Midtown residents squeeze plants into tight spaces
While gardening in Midtown, you never know what you’ll dig up.
“These homes were built before they had regular garbage pickup,” explained Holly Whitman, who lives and gardens at 28th and F streets.
Quite often, early Sacramento residents just buried their trash, and it has turned to treasure. In her garden, Whitman displays a collection of bottles and jars pulled from her soil: an empty blue-green bottle of Davis Vegetable Pain Killer (an 1840s opiate-laced concoction), an antique perfume bottle from Paris and several milk-glass jars labeled “Ingram’s Milkweed Cream” (a popular 1920s sunburn remedy).
History mixes with gardening for residents of The Grid, who will open their green spaces to visitors on Saturday for the second Midtown Garden Tour.
Make that “Midtown gardens and friends,” said Whitman, one of the tour’s organizers. “We opened the tour to anyone who gardens The Grid, not just Midtown.”
For $10, patrons get to see how 15 different households bring home Sacramento’s farm-to-fork message. They squeeze food-producing plants into all sorts of tight spaces on their city-sized lots. Four homes also boast backyard chickens, and two have beehives.
Besides the food, there’s an abundance of pure beauty—ornamental oases amid booming construction in the city’s core.
“We wanted to focus on hands-on gardening,” Whitman said of the tour. “It’s less about fancy pools and landscapes, more about garden building. How do you make a garden out of nothing?”

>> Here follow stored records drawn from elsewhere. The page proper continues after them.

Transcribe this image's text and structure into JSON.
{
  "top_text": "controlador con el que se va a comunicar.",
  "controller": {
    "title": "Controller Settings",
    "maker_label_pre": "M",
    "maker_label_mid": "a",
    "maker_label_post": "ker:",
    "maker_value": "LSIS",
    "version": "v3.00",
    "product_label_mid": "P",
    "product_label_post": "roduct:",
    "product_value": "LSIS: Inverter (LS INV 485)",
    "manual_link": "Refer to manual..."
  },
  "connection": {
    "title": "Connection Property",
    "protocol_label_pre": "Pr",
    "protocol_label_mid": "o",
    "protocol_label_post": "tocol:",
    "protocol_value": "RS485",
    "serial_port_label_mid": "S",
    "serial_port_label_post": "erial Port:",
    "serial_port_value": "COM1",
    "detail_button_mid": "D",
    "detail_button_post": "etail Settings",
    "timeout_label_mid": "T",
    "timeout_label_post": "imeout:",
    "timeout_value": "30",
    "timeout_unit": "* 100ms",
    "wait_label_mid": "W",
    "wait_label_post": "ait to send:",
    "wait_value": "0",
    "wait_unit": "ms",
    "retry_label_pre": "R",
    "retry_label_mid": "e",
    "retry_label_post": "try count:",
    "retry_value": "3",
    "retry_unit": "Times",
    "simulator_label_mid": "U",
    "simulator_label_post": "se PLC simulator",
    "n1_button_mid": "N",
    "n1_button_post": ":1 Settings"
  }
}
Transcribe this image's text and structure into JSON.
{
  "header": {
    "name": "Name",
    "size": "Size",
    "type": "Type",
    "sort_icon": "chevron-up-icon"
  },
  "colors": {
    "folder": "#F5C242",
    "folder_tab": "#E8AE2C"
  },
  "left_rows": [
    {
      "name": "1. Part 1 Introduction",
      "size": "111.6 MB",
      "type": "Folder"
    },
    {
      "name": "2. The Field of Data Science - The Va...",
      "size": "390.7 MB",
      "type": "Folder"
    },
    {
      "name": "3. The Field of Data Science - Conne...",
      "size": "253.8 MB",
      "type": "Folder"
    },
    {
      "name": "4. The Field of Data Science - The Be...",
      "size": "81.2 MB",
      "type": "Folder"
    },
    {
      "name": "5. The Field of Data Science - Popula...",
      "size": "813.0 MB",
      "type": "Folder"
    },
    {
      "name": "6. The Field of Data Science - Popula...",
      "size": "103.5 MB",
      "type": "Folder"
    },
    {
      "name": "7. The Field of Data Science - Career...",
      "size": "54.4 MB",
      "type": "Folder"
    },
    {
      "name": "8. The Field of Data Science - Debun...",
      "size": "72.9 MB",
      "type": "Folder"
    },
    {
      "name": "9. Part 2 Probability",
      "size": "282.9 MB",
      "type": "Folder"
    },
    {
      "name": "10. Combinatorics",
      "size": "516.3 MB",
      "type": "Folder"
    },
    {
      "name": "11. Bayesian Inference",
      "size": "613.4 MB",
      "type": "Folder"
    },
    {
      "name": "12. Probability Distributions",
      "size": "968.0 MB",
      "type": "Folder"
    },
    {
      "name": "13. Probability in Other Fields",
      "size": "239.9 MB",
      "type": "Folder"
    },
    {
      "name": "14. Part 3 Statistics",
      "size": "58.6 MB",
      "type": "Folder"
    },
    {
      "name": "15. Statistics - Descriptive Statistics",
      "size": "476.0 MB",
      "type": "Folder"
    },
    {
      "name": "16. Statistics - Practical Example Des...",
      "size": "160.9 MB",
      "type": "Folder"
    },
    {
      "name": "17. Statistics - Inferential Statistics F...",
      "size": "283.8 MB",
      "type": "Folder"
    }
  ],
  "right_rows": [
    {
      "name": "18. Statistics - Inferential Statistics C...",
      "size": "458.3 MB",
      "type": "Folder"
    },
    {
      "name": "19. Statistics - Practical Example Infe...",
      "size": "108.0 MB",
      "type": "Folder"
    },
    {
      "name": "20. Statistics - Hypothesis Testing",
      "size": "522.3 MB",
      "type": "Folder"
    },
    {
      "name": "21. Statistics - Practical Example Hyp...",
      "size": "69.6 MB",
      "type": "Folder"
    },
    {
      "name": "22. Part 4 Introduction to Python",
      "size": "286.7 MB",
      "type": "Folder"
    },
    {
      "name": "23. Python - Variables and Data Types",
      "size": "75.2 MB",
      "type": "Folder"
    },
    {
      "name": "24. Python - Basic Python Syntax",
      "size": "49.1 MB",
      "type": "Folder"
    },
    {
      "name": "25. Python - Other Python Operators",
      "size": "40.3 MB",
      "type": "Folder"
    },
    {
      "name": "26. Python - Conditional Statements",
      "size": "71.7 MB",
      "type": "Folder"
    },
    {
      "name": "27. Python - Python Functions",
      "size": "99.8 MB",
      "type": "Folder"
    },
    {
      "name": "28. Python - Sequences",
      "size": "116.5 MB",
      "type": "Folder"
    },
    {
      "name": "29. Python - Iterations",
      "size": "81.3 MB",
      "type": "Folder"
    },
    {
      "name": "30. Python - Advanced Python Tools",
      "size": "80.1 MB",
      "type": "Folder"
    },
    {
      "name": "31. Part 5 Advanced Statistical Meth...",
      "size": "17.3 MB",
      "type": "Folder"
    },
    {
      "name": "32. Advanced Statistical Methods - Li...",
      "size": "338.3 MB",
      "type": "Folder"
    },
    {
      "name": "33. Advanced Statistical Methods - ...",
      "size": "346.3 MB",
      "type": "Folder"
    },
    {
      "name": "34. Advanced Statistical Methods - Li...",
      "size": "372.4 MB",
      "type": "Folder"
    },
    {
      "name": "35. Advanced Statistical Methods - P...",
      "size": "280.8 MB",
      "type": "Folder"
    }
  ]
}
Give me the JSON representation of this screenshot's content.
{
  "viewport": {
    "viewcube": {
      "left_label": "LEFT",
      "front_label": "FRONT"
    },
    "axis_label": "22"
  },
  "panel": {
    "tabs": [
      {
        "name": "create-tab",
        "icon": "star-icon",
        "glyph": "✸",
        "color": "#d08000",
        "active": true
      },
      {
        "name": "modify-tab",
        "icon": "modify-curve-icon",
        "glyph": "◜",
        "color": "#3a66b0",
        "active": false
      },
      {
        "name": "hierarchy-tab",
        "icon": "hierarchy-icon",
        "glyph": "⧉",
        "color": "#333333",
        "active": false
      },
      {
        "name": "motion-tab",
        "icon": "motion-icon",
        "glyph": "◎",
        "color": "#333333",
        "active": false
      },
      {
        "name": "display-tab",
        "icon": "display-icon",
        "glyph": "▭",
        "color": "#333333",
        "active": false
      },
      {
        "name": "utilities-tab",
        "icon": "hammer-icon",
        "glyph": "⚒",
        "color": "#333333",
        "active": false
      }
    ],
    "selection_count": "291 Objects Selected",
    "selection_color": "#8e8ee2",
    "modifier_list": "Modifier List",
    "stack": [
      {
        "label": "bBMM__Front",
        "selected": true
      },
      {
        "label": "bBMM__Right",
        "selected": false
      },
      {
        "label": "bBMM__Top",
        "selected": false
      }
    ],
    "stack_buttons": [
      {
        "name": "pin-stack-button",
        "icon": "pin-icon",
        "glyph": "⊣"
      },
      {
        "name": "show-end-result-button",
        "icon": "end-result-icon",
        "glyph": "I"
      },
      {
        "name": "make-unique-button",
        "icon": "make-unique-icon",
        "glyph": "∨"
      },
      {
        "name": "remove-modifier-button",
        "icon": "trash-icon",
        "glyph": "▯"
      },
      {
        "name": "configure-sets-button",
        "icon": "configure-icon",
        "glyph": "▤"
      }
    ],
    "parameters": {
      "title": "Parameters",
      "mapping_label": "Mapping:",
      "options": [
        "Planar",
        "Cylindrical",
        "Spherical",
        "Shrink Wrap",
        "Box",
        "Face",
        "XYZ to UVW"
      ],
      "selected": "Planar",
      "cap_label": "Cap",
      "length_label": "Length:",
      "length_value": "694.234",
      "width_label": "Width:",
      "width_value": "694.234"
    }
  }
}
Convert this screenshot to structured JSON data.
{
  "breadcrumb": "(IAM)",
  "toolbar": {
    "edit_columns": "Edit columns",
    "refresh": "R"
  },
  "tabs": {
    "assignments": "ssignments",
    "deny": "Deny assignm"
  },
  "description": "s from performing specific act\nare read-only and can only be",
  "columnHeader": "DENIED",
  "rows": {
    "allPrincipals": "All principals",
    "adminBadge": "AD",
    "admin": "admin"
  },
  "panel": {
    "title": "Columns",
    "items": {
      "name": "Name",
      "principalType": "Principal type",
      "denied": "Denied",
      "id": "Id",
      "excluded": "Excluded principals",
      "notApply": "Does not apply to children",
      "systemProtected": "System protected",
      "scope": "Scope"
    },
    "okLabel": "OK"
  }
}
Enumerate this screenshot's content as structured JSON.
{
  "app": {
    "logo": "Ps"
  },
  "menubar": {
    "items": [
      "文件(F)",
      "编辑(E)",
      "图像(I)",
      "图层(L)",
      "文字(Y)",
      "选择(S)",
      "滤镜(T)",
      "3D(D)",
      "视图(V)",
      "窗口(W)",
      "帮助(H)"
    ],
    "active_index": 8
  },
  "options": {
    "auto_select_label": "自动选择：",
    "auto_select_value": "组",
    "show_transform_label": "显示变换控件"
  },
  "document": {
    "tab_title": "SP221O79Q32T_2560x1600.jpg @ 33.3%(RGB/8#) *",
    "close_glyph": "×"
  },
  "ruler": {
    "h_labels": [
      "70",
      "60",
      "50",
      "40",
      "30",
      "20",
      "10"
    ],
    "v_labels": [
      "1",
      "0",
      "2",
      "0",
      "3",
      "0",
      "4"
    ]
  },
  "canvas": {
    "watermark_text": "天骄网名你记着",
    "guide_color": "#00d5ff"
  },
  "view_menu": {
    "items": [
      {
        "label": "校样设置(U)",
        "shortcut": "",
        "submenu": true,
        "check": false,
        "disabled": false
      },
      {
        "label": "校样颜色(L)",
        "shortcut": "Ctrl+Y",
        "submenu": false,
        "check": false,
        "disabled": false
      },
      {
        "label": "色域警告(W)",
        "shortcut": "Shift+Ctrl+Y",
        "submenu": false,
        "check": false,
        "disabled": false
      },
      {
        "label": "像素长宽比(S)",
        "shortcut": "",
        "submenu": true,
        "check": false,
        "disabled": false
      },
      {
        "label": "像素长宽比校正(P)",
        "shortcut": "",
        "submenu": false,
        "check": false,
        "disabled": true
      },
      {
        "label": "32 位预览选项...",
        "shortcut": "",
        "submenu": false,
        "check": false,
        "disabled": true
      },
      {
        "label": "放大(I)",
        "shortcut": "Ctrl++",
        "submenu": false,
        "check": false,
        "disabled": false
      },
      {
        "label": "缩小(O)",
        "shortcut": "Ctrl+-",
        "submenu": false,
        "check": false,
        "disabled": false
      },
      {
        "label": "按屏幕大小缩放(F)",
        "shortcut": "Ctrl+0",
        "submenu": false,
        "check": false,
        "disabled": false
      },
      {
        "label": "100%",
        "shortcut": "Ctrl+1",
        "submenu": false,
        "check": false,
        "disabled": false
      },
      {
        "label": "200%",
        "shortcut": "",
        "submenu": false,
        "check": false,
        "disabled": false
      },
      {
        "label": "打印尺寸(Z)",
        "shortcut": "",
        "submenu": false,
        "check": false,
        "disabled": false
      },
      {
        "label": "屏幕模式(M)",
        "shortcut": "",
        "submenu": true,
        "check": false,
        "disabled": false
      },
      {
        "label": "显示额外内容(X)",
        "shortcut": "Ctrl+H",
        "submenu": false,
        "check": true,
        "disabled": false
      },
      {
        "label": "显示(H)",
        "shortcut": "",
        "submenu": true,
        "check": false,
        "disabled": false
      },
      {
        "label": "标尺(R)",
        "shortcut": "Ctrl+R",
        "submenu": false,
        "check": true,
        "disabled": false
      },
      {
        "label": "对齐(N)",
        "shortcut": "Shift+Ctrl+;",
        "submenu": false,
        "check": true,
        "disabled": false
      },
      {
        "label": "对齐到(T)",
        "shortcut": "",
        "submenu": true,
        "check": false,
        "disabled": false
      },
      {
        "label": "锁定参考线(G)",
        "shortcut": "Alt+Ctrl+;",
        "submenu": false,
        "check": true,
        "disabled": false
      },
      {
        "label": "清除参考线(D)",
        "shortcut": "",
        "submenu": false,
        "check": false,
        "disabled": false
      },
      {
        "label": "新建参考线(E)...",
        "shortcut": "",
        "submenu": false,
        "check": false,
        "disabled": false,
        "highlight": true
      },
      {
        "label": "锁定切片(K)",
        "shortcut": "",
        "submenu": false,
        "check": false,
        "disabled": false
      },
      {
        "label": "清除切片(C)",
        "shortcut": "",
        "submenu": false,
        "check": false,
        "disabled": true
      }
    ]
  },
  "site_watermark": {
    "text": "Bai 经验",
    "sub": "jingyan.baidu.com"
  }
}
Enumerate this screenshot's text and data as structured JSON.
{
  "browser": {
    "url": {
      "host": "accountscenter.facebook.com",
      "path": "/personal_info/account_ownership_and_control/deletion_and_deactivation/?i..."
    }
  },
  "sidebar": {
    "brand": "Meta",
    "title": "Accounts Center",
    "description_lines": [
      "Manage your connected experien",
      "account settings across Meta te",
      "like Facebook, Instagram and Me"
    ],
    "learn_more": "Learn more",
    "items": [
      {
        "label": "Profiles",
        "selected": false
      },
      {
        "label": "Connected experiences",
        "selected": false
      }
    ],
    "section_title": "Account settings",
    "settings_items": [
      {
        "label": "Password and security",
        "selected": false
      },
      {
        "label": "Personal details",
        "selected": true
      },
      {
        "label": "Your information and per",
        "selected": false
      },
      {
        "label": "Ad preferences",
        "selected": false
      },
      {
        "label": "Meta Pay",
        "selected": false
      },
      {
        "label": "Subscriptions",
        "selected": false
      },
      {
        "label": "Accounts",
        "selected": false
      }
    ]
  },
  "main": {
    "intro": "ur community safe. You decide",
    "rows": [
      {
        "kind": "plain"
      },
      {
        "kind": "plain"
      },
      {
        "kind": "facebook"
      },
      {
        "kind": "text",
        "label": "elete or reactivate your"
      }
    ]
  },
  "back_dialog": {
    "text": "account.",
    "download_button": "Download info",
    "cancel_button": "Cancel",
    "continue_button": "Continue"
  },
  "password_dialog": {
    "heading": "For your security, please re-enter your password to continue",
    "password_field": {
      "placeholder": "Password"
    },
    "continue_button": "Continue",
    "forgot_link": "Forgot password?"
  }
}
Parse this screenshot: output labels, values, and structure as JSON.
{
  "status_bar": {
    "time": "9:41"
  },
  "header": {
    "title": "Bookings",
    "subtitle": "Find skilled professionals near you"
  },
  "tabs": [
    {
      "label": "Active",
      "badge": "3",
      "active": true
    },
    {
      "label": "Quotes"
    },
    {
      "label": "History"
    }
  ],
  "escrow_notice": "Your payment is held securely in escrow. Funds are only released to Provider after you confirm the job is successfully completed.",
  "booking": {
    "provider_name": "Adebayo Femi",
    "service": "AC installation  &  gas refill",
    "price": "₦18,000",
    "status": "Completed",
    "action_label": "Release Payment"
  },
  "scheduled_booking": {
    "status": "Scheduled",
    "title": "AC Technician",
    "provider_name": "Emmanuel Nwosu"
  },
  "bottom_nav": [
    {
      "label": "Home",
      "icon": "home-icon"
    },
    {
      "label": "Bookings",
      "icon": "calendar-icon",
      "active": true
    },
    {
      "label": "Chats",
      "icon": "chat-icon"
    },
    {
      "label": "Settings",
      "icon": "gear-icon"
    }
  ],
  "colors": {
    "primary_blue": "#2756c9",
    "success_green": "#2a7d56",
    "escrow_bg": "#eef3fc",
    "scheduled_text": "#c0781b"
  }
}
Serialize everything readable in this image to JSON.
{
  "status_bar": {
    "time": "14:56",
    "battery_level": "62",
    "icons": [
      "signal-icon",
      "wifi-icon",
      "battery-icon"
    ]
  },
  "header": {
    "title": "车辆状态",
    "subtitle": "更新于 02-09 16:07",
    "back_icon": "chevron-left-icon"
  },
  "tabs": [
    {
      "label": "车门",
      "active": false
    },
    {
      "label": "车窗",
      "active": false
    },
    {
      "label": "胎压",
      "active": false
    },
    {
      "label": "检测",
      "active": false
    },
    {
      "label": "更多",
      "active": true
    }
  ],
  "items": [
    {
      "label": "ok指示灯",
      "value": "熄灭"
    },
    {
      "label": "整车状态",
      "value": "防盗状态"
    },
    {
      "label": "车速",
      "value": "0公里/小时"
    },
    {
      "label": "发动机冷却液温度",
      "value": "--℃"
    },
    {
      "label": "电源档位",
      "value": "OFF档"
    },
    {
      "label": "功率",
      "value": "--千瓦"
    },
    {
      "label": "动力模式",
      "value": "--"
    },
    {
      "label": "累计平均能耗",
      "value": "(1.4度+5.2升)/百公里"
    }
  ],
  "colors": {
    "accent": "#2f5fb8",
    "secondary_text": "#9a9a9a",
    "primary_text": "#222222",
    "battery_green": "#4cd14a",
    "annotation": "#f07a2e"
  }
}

Whitman’s garden is a case in point; three years ago, it was a bare empty lot. Having gardening friends helps. “Gardeners are so generous,” she said. “We share everything. During the tour, you’ll see some plants pop up in several different gardens. That’s because we passed some favorites around.”
Highlighting the tour will be the private garden of Daisy Mah, best known for her wondrous perennial-packed WPA Rock Garden in William Land Park. Mah worked for decades for Sacramento’s parks department. Now retired, she has more time to work on her own backyard.
“She’s a legend,” said Rebecca McDaniels, who also has her garden on the tour. “She opened her gate and our jaws dropped. She’s all about the pollinators. Just sit still; her garden is constantly in motion.”
Each gardener brings their own unique style to this tour.
“What makes it nice, we really garden with a variety of people,” said Joe Robustelli, who’s devoted his landscape to food production. “I have a large lot and very, very old fruit trees. My apricot tree produced 800 pounds this year.”
The tour will include a demonstration by ReSoil Sacramento, a community compost network that recycles green waste from local restaurants. “About 1,200 pounds of food waste went into my yard,” Whitman said. “And look at it now; my garden is so healthy.”
Proving there’s still garden treasure in other people’s trash.